▶ [To do]:
Every line with the word "start" in it should be extracted from the data that follows.

▶ [Given information]:

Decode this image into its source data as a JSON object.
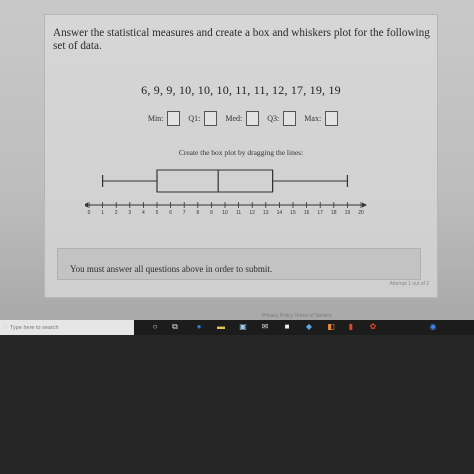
{
  "question": {
    "prompt": "Answer the statistical measures and create a box and whiskers plot for the following set of data.",
    "dataset": "6, 9, 9, 10, 10, 10, 11, 11, 12, 17, 19, 19"
  },
  "measures": {
    "min_label": "Min:",
    "q1_label": "Q1:",
    "med_label": "Med:",
    "q3_label": "Q3:",
    "max_label": "Max:",
    "min_value": "",
    "q1_value": "",
    "med_value": "",
    "q3_value": "",
    "max_value": ""
  },
  "plot": {
    "instruction": "Create the box plot by dragging the lines:",
    "axis_min": 0,
    "axis_max": 20,
    "ticks": [
      "0",
      "1",
      "2",
      "3",
      "4",
      "5",
      "6",
      "7",
      "8",
      "9",
      "10",
      "11",
      "12",
      "13",
      "14",
      "15",
      "16",
      "17",
      "18",
      "19",
      "20"
    ],
    "whisker_min": 1,
    "q1": 5,
    "median": 9.5,
    "q3": 13.5,
    "whisker_max": 19
  },
  "notice": {
    "text": "You must answer all questions above in order to submit."
  },
  "attempt": "Attempt 1 out of 2",
  "footer": "Privacy Policy   Terms of Service",
  "taskbar": {
    "search_placeholder": "Type here to search",
    "icons": [
      "windows-icon",
      "search-icon",
      "cortana-icon",
      "task-view-icon",
      "edge-icon",
      "file-explorer-icon",
      "store-icon",
      "mail-icon",
      "dropbox-icon",
      "app-icon",
      "office-icon",
      "app-icon-2",
      "chrome-icon"
    ]
  },
  "colors": {
    "accent_edge": "#2f7bd6",
    "chrome": "#4285f4"
  }
}
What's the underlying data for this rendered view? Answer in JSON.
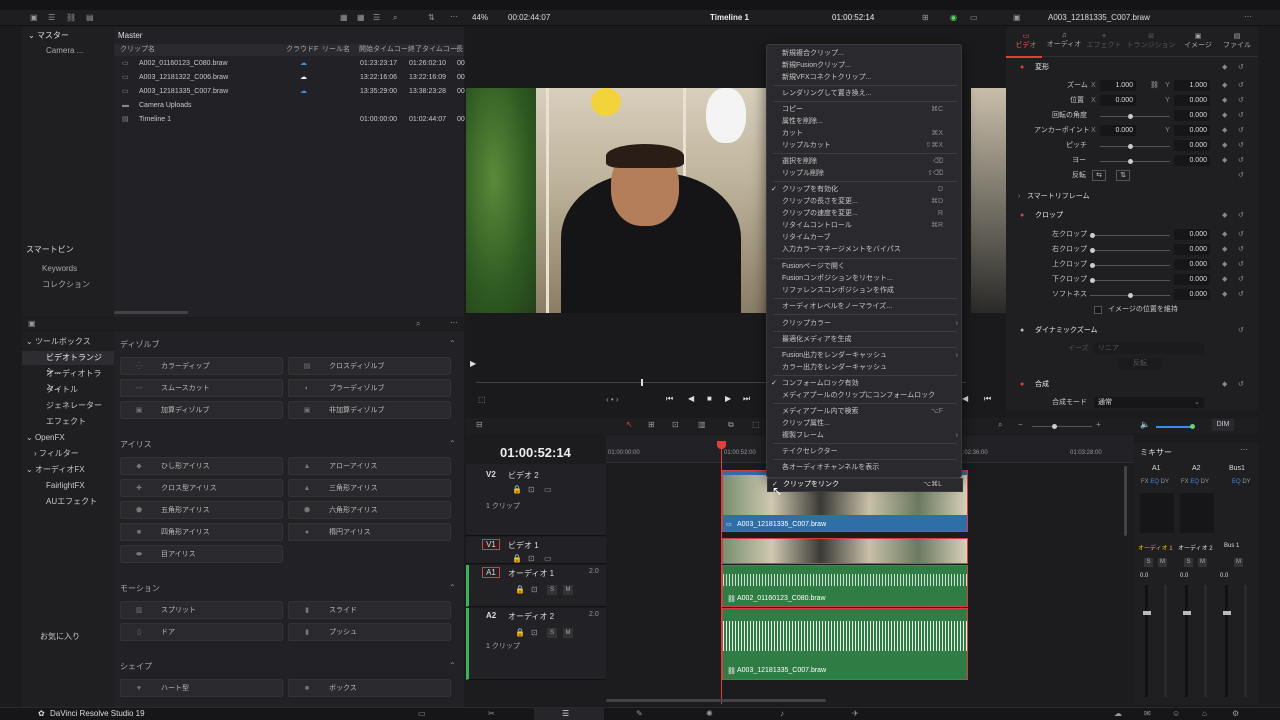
{
  "app": {
    "name": "DaVinci Resolve Studio 19"
  },
  "viewer_bar": {
    "zoom": "44%",
    "duration": "00:02:44:07",
    "timeline_name": "Timeline 1",
    "timecode": "01:00:52:14",
    "clip_name": "A003_12181335_C007.braw"
  },
  "media_pool": {
    "master_label": "マスター",
    "folder": "Camera ...",
    "bin_title": "Master",
    "columns": [
      "クリップ名",
      "クラウドF",
      "リール名",
      "開始タイムコー",
      "終了タイムコー",
      "長"
    ],
    "rows": [
      {
        "name": "A002_01160123_C080.braw",
        "start": "01:23:23:17",
        "end": "01:26:02:10",
        "extra": "00"
      },
      {
        "name": "A003_12181322_C006.braw",
        "start": "13:22:16:06",
        "end": "13:22:16:09",
        "extra": "00"
      },
      {
        "name": "A003_12181335_C007.braw",
        "start": "13:35:29:00",
        "end": "13:38:23:28",
        "extra": "00"
      },
      {
        "name": "Camera Uploads",
        "start": "",
        "end": "",
        "extra": ""
      },
      {
        "name": "Timeline 1",
        "start": "01:00:00:00",
        "end": "01:02:44:07",
        "extra": "00"
      }
    ],
    "smart_bin": "スマートビン",
    "smart_items": [
      "Keywords",
      "コレクション"
    ]
  },
  "effects": {
    "tree": [
      "ツールボックス",
      "ビデオトランジシ...",
      "オーディオトラン...",
      "タイトル",
      "ジェネレーター",
      "エフェクト",
      "OpenFX",
      "フィルター",
      "オーディオFX",
      "FairlightFX",
      "AUエフェクト"
    ],
    "favorites": "お気に入り",
    "sections": {
      "dissolve": "ディゾルブ",
      "iris": "アイリス",
      "motion": "モーション",
      "shape": "シェイプ"
    },
    "dissolve_items": [
      "カラーディップ",
      "クロスディゾルブ",
      "スムースカット",
      "ブラーディゾルブ",
      "加算ディゾルブ",
      "非加算ディゾルブ"
    ],
    "iris_items": [
      "ひし形アイリス",
      "アローアイリス",
      "クロス型アイリス",
      "三角形アイリス",
      "五角形アイリス",
      "六角形アイリス",
      "四角形アイリス",
      "楕円アイリス",
      "目アイリス"
    ],
    "motion_items": [
      "スプリット",
      "スライド",
      "ドア",
      "プッシュ"
    ],
    "shape_items": [
      "ハート型",
      "ボックス"
    ]
  },
  "context_menu": {
    "items": [
      {
        "label": "新規複合クリップ...",
        "shortcut": ""
      },
      {
        "label": "新規Fusionクリップ...",
        "shortcut": ""
      },
      {
        "label": "新規VFXコネクトクリップ...",
        "shortcut": ""
      },
      {
        "label": "レンダリングして置き換え...",
        "shortcut": ""
      },
      {
        "label": "コピー",
        "shortcut": "⌘C"
      },
      {
        "label": "属性を削除...",
        "shortcut": ""
      },
      {
        "label": "カット",
        "shortcut": "⌘X"
      },
      {
        "label": "リップルカット",
        "shortcut": "⇧⌘X"
      },
      {
        "label": "選択を削除",
        "shortcut": "⌫"
      },
      {
        "label": "リップル削除",
        "shortcut": "⇧⌫"
      },
      {
        "label": "クリップを有効化",
        "shortcut": "D"
      },
      {
        "label": "クリップの長さを変更...",
        "shortcut": "⌘D"
      },
      {
        "label": "クリップの速度を変更...",
        "shortcut": "R"
      },
      {
        "label": "リタイムコントロール",
        "shortcut": "⌘R"
      },
      {
        "label": "リタイムカーブ",
        "shortcut": ""
      },
      {
        "label": "入力カラーマネージメントをバイパス",
        "shortcut": ""
      },
      {
        "label": "Fusionページで開く",
        "shortcut": ""
      },
      {
        "label": "Fusionコンポジションをリセット...",
        "shortcut": ""
      },
      {
        "label": "リファレンスコンポジションを作成",
        "shortcut": ""
      },
      {
        "label": "オーディオレベルをノーマライズ...",
        "shortcut": ""
      },
      {
        "label": "クリップカラー",
        "shortcut": ""
      },
      {
        "label": "最適化メディアを生成",
        "shortcut": ""
      },
      {
        "label": "Fusion出力をレンダーキャッシュ",
        "shortcut": ""
      },
      {
        "label": "カラー出力をレンダーキャッシュ",
        "shortcut": ""
      },
      {
        "label": "コンフォームロック有効",
        "shortcut": ""
      },
      {
        "label": "メディアプールのクリップにコンフォームロック",
        "shortcut": ""
      },
      {
        "label": "メディアプール内で検索",
        "shortcut": "⌥F"
      },
      {
        "label": "クリップ属性...",
        "shortcut": ""
      },
      {
        "label": "複製フレーム",
        "shortcut": ""
      },
      {
        "label": "テイクセレクター",
        "shortcut": ""
      },
      {
        "label": "各オーディオチャンネルを表示",
        "shortcut": ""
      },
      {
        "label": "クリップをリンク",
        "shortcut": "⌥⌘L"
      }
    ]
  },
  "inspector": {
    "tabs": [
      "ビデオ",
      "オーディオ",
      "エフェクト",
      "トランジション",
      "イメージ",
      "ファイル"
    ],
    "transform": "変形",
    "zoom_label": "ズーム",
    "zoom_x": "1.000",
    "zoom_y": "1.000",
    "position_label": "位置",
    "pos_x": "0.000",
    "pos_y": "0.000",
    "rotation_label": "回転の角度",
    "rotation": "0.000",
    "anchor_label": "アンカーポイント",
    "anchor_x": "0.000",
    "anchor_y": "0.000",
    "pitch_label": "ピッチ",
    "pitch": "0.000",
    "yaw_label": "ヨー",
    "yaw": "0.000",
    "flip_label": "反転",
    "smart_reframe": "スマートリフレーム",
    "crop": "クロップ",
    "crop_left": "左クロップ",
    "crop_right": "右クロップ",
    "crop_top": "上クロップ",
    "crop_bottom": "下クロップ",
    "softness": "ソフトネス",
    "crop_vals": [
      "0.000",
      "0.000",
      "0.000",
      "0.000",
      "0.000"
    ],
    "retain_image": "イメージの位置を維持",
    "dynamic_zoom": "ダイナミックズーム",
    "ease_label": "イーズ",
    "ease_value": "リニア",
    "swap": "反転",
    "composite": "合成",
    "composite_mode_label": "合成モード",
    "composite_mode": "通常"
  },
  "timeline": {
    "timecode": "01:00:52:14",
    "ruler": [
      "01:00:00:00",
      "01:00:52:00",
      "01:02:36:00",
      "01:03:28:00"
    ],
    "tracks": [
      {
        "id": "V2",
        "name": "ビデオ 2",
        "clips": "1 クリップ"
      },
      {
        "id": "V1",
        "name": "ビデオ 1",
        "clips": ""
      },
      {
        "id": "A1",
        "name": "オーディオ 1",
        "level": "2.0",
        "clips": ""
      },
      {
        "id": "A2",
        "name": "オーディオ 2",
        "level": "2.0",
        "clips": "1 クリップ"
      }
    ],
    "clip_v": "A003_12181335_C007.braw",
    "clip_a1": "A002_01160123_C080.braw",
    "clip_a2": "A003_12181335_C007.braw"
  },
  "mixer": {
    "title": "ミキサー",
    "channels": [
      "A1",
      "A2",
      "Bus1"
    ],
    "channel_names": [
      "オーディオ 1",
      "オーディオ 2",
      "Bus 1"
    ],
    "dim": "DIM",
    "levels": [
      "0.0",
      "0.0",
      "0.0"
    ]
  },
  "colors": {
    "accent": "#e0403c",
    "audio_clip": "#2f7d45",
    "video_clip": "#2f6fa8"
  }
}
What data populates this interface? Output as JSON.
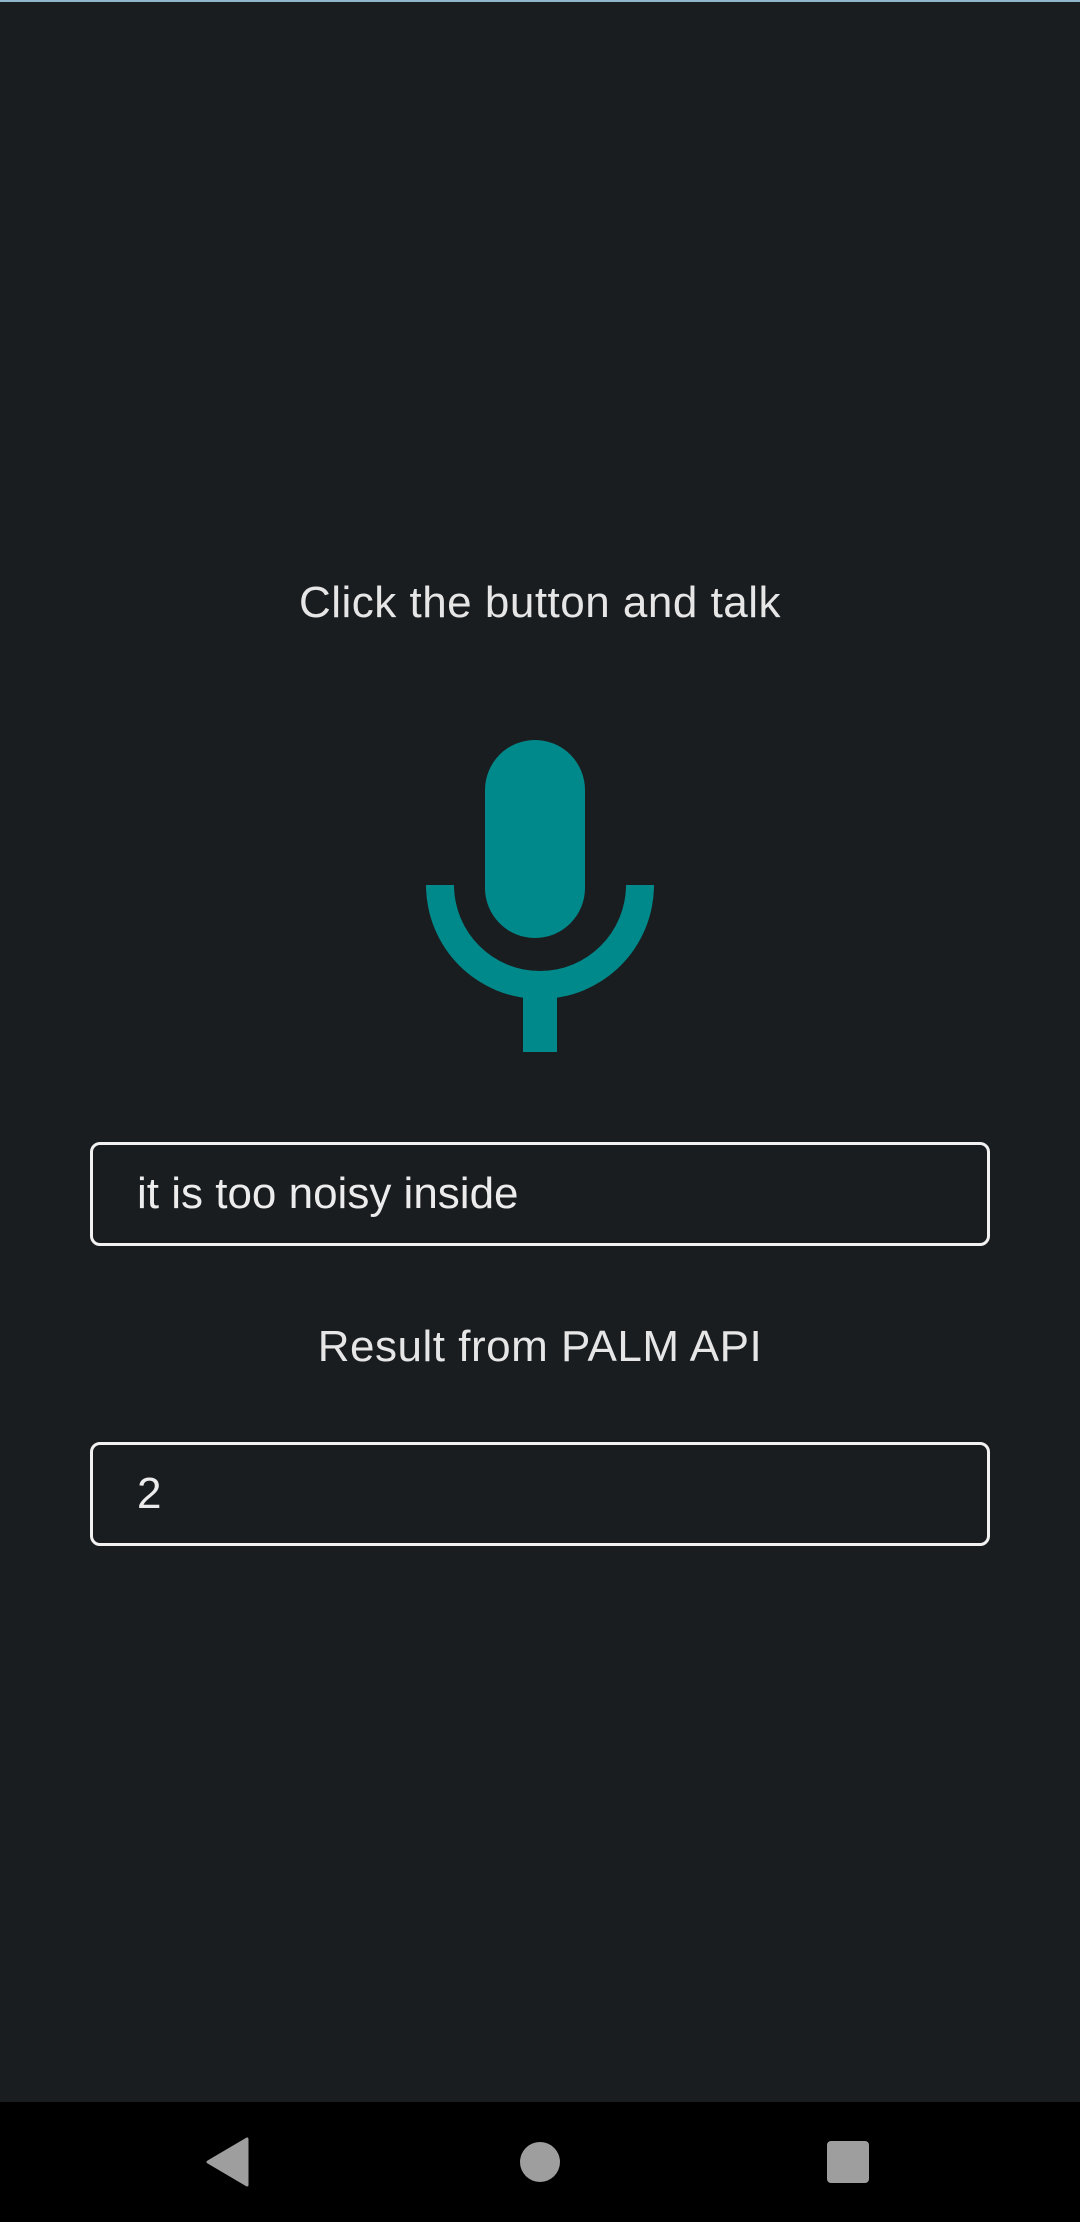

▶ [Answer to this problem]:
        "start": "01:23:23:17",
        "start": "13:22:16:06",
        "start": "13:35:29:00",
        "start": "",
        "start": "01:00:00:00",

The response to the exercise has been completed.